A clear strip of graphene tape, just one atom thick and housing hundreds of microscopic sensors, tells plant breeders which strains best use water and nutrients and therefore grow faster. In corn breeding experiments at Iowa State University, the sensors allow researchers to measure the time it takes for two kinds of corn plants to […] Read more

The head of Monsanto’s global research program said the current success and the big gains in productivity to come will be due to the advanced breeding tools that scientists like him now have to work with. | Michael Raine photo

VIDEO: Plant breeding charts future

CALGARY — Biotech pioneer Rob Fraley feels the biggest benefits to agriculture from genetic tools haven’t come from inserting genes or building custom chemical compounds to support plants, but in plant breeding. “And Canadian farmers have benefited greatly from this technology,” he said. The head of Monsanto’s global research program said the current success and […] Read more

CRISPR: cutting edge tech for plant breeders

CRISPR: cutting edge tech for plant breeders

account_id=”2206156280001″ player_id=”HJ11Iy7v”][/audio] If the player above doesn’t work, try this one: Every story has a beginning, a middle and an end. The story of genetically modified crops began two decades ago, but the tale of that technology may be entering its final chapter. Many plant scientists believe genome editing, a new method to alter plant […] Read more


Breeder Francis Glenn has produced a full-floury corn variety with enhanced digestible starch.  The variety will be tested by farmers in New York state and Wisconsin this year.  |  Jeffrey Carter photo

Leafy silage corn about to get better

BLENHEIM, Ont. — Francis Glenn scored a coup when he released the world’s first leafy corn varieties more than 20 years ago. That achievement and more recent silage corn breeding advances will be recognized in July at the annual meeting of the Canadian Seed Trade Association in Windsor, Ont., where Glenn is slated to receive […] Read more

With $3.1 million in funding, University of Alberta plant breeder Habibur Rahman will look for genes in vegetable crops that could be used to breed improved varieties of canola.  |  File photo

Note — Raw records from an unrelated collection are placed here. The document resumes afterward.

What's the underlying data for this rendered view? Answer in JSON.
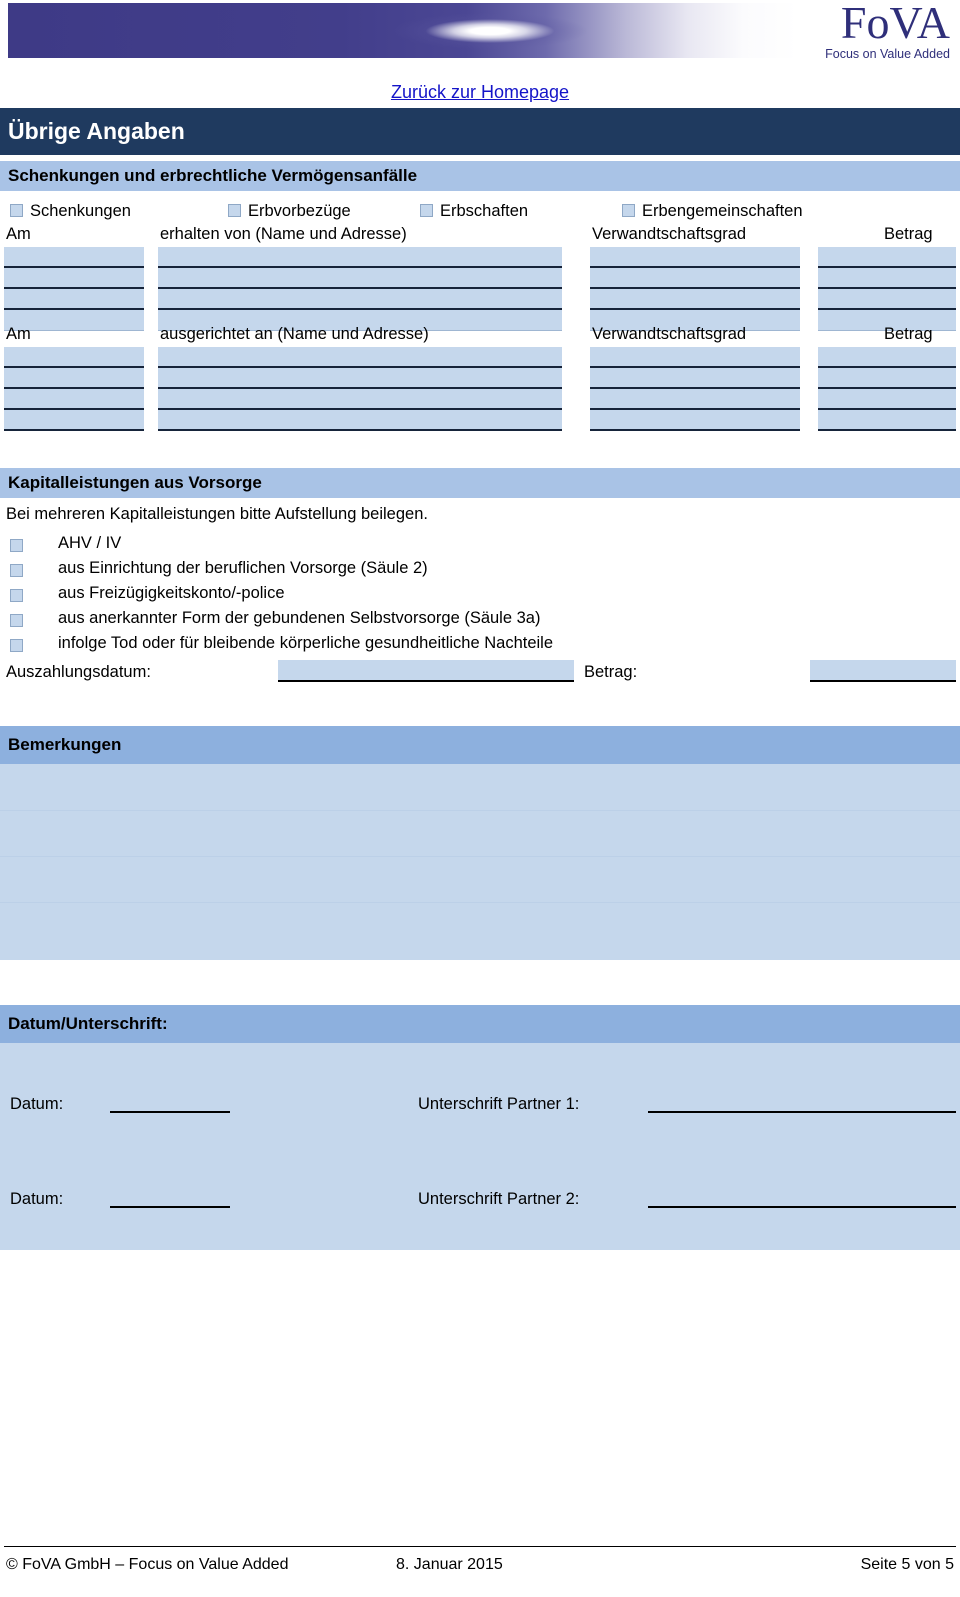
{
  "brand": {
    "logo_text": "FoVA",
    "logo_o": "o",
    "tagline": "Focus on Value Added"
  },
  "nav": {
    "back_link": "Zurück zur Homepage"
  },
  "title_bar": {
    "title": "Übrige Angaben"
  },
  "sections": {
    "gifts": {
      "heading": "Schenkungen und erbrechtliche Vermögensanfälle",
      "checkboxes": [
        {
          "label": "Schenkungen"
        },
        {
          "label": "Erbvorbezüge"
        },
        {
          "label": "Erbschaften"
        },
        {
          "label": "Erbengemeinschaften"
        }
      ],
      "received_table": {
        "columns": [
          "Am",
          "erhalten von (Name und Adresse)",
          "Verwandtschaftsgrad",
          "Betrag"
        ],
        "rows": [
          [
            "",
            "",
            "",
            ""
          ],
          [
            "",
            "",
            "",
            ""
          ],
          [
            "",
            "",
            "",
            ""
          ],
          [
            "",
            "",
            "",
            ""
          ]
        ]
      },
      "given_table": {
        "columns": [
          "Am",
          "ausgerichtet an (Name und Adresse)",
          "Verwandtschaftsgrad",
          "Betrag"
        ],
        "rows": [
          [
            "",
            "",
            "",
            ""
          ],
          [
            "",
            "",
            "",
            ""
          ],
          [
            "",
            "",
            "",
            ""
          ],
          [
            "",
            "",
            "",
            ""
          ]
        ]
      }
    },
    "pension": {
      "heading": "Kapitalleistungen aus Vorsorge",
      "note": "Bei mehreren Kapitalleistungen bitte Aufstellung beilegen.",
      "options": [
        {
          "label": "AHV / IV"
        },
        {
          "label": "aus Einrichtung der beruflichen Vorsorge (Säule 2)"
        },
        {
          "label": "aus Freizügigkeitskonto/-police"
        },
        {
          "label": "aus anerkannter Form der gebundenen Selbstvorsorge (Säule 3a)"
        },
        {
          "label": "infolge Tod oder für bleibende körperliche gesundheitliche Nachteile"
        }
      ],
      "payout_date_label": "Auszahlungsdatum:",
      "payout_date_value": "",
      "amount_label": "Betrag:",
      "amount_value": ""
    },
    "remarks": {
      "heading": "Bemerkungen",
      "value": ""
    },
    "signature": {
      "heading": "Datum/Unterschrift:",
      "rows": [
        {
          "date_label": "Datum:",
          "date_value": "",
          "signature_label": "Unterschrift Partner 1:",
          "signature_value": ""
        },
        {
          "date_label": "Datum:",
          "date_value": "",
          "signature_label": "Unterschrift Partner 2:",
          "signature_value": ""
        }
      ]
    }
  },
  "footer": {
    "copyright": "© FoVA GmbH – Focus on Value Added",
    "date": "8. Januar 2015",
    "page": "Seite 5 von 5"
  },
  "colors": {
    "title_bar": "#1f3a5f",
    "section_bar": "#a9c3e6",
    "section_bar_dark": "#8db0de",
    "field_fill": "#c5d7ec",
    "link": "#1414c8",
    "brand": "#2f2f7a"
  }
}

Vegetables could improve canola performance

Hybrid crop | Alberta scientist believes genes from vegetable crops could improve disease resistance and yields

EDMONTON — Cabbage, cauliflower, rutabaga and brussels sprouts may hold the key to improved disease resistance and higher canola yields, says a University of Alberta plant breeder. Habibur Rahman said he hopes the thousands of genes locked into vegetable crops and other members of the brassica family will help him develop more genetic diversity in […] Read more